ENTRIES SHOWN:
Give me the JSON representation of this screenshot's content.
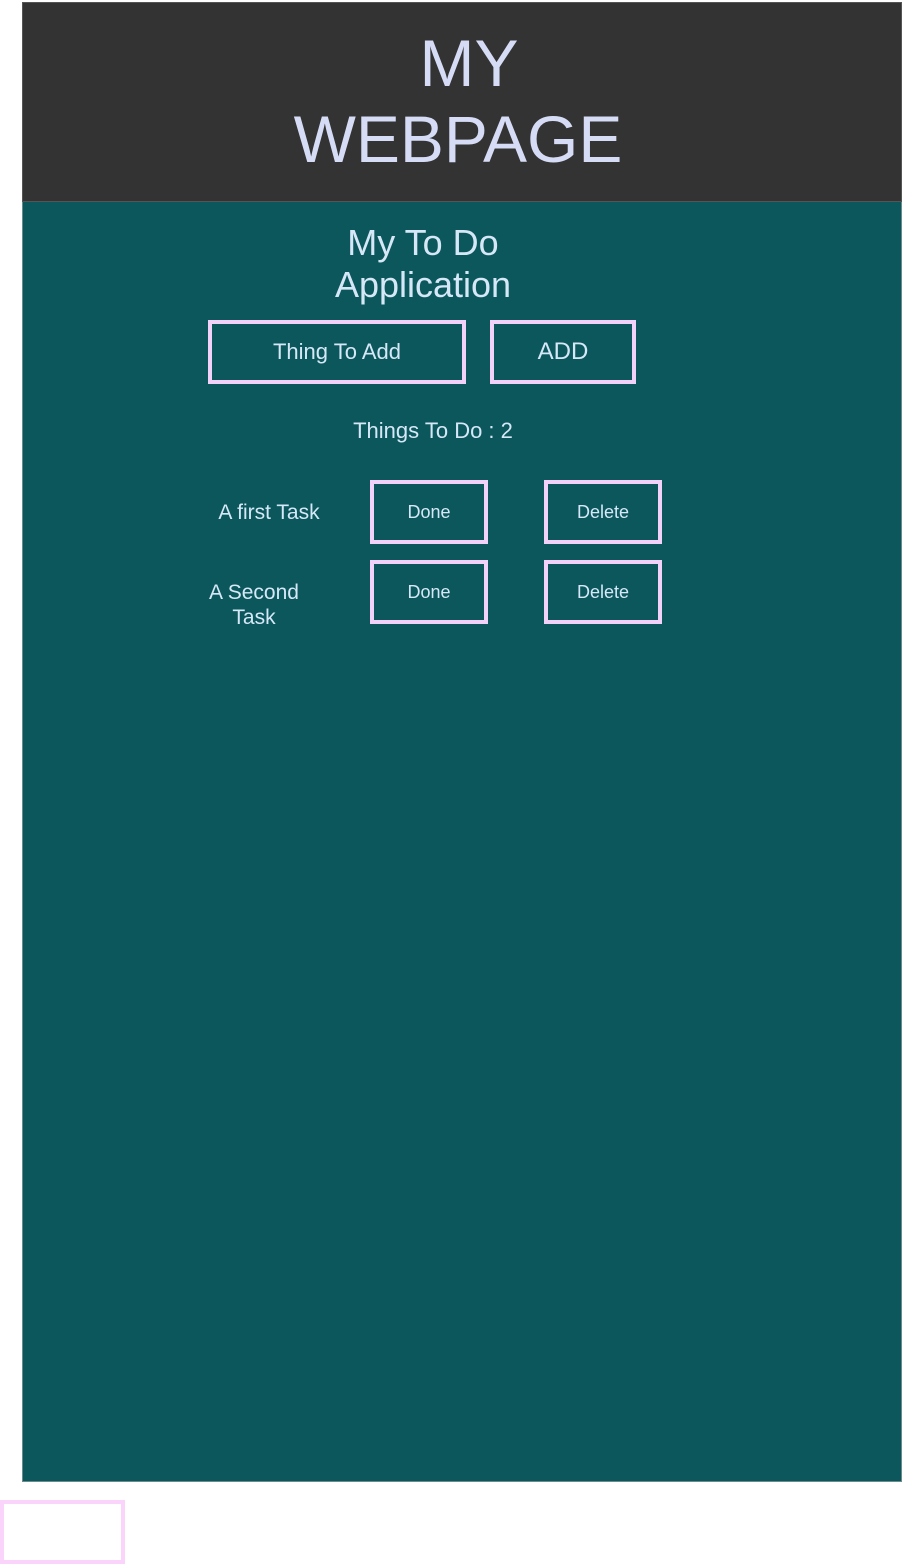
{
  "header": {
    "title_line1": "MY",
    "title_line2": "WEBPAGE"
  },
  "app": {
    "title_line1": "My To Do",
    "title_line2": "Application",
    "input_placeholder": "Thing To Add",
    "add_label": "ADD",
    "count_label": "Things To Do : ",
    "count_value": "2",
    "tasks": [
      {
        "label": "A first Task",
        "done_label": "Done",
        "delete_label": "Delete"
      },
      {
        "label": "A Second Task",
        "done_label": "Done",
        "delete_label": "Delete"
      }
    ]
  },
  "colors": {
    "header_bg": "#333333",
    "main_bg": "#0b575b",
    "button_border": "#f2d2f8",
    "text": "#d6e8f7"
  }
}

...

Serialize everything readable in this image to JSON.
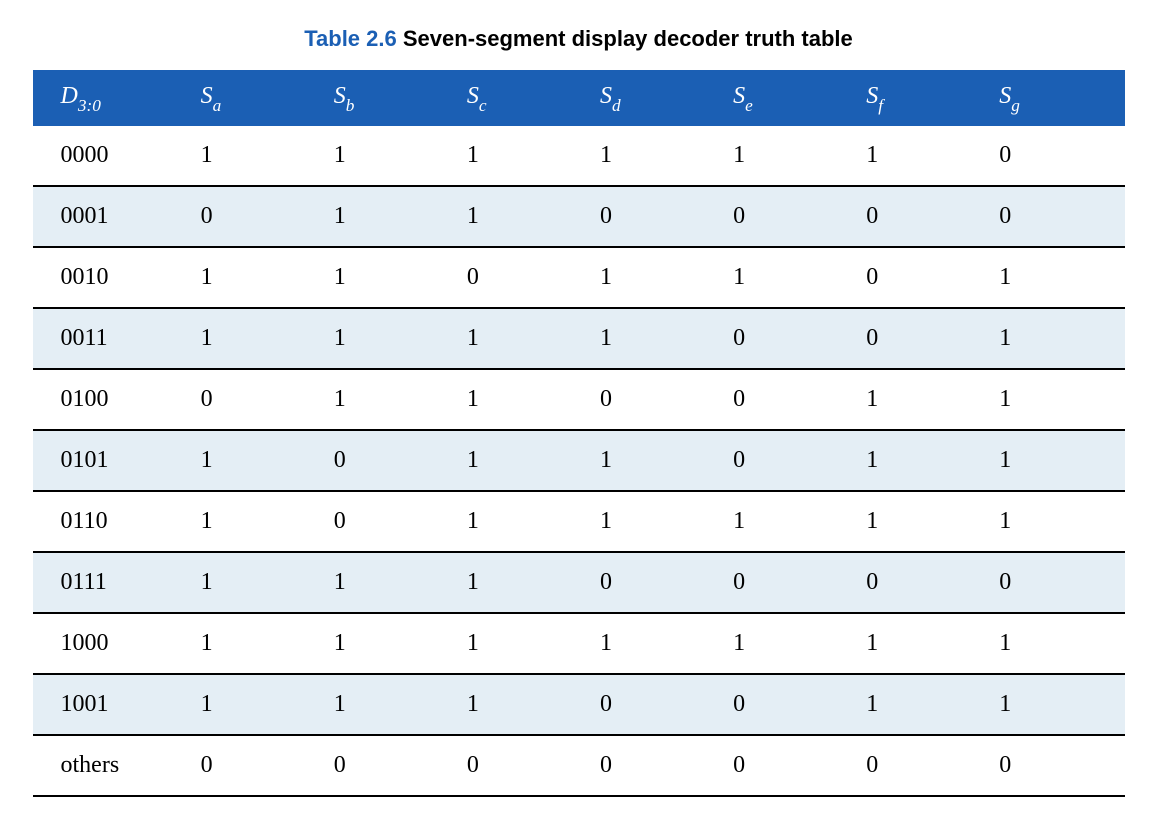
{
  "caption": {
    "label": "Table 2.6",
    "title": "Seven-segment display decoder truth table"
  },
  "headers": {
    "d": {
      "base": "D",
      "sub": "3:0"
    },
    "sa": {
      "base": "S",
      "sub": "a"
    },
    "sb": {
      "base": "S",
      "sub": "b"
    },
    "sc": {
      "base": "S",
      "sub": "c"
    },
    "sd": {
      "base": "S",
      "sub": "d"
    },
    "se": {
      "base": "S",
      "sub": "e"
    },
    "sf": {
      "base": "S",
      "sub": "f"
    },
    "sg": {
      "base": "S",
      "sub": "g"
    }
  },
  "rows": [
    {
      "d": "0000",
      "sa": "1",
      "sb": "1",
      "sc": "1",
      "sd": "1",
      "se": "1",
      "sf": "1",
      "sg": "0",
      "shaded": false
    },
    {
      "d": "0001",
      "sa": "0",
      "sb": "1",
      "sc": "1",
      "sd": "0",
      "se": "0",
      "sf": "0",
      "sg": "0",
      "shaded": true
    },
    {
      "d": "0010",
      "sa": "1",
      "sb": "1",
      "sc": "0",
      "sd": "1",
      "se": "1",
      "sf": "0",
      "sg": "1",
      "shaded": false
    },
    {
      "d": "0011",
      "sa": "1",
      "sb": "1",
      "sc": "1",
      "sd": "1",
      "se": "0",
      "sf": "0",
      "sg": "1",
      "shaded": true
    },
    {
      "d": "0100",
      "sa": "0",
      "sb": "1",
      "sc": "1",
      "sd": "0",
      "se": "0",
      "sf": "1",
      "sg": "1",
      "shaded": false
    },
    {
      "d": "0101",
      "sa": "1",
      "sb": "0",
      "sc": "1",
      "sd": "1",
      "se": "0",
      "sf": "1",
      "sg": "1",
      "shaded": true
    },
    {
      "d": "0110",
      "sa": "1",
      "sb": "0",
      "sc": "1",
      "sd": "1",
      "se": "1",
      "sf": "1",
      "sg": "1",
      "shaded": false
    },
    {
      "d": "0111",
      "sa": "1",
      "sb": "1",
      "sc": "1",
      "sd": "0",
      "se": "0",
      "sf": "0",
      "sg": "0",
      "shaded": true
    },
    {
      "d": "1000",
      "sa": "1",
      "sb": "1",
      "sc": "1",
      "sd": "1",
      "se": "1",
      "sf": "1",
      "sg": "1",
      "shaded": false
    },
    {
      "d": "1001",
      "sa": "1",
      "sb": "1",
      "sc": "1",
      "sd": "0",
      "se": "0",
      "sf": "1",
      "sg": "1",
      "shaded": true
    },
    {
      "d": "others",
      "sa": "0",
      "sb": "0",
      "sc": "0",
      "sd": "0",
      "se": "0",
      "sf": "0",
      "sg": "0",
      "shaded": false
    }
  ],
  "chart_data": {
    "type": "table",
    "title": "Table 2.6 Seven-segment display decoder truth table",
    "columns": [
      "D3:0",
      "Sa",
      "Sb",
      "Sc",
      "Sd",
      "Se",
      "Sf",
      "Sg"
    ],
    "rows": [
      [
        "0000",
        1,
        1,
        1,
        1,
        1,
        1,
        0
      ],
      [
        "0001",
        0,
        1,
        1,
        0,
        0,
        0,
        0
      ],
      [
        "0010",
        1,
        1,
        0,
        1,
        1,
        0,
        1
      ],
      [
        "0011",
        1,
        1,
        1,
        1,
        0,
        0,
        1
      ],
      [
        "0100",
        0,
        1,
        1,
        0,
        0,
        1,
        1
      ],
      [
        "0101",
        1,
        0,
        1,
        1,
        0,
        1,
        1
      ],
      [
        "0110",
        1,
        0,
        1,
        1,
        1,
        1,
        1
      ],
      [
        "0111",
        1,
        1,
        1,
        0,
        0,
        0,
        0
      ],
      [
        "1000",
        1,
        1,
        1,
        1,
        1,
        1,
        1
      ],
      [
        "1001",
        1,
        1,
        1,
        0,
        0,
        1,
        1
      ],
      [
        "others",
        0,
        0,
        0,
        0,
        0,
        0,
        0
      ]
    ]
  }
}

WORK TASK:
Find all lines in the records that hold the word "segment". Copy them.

ANSWER FOR THE TASK:
    "title": "Seven-segment display decoder truth table"
    "title": "Table 2.6 Seven-segment display decoder truth table",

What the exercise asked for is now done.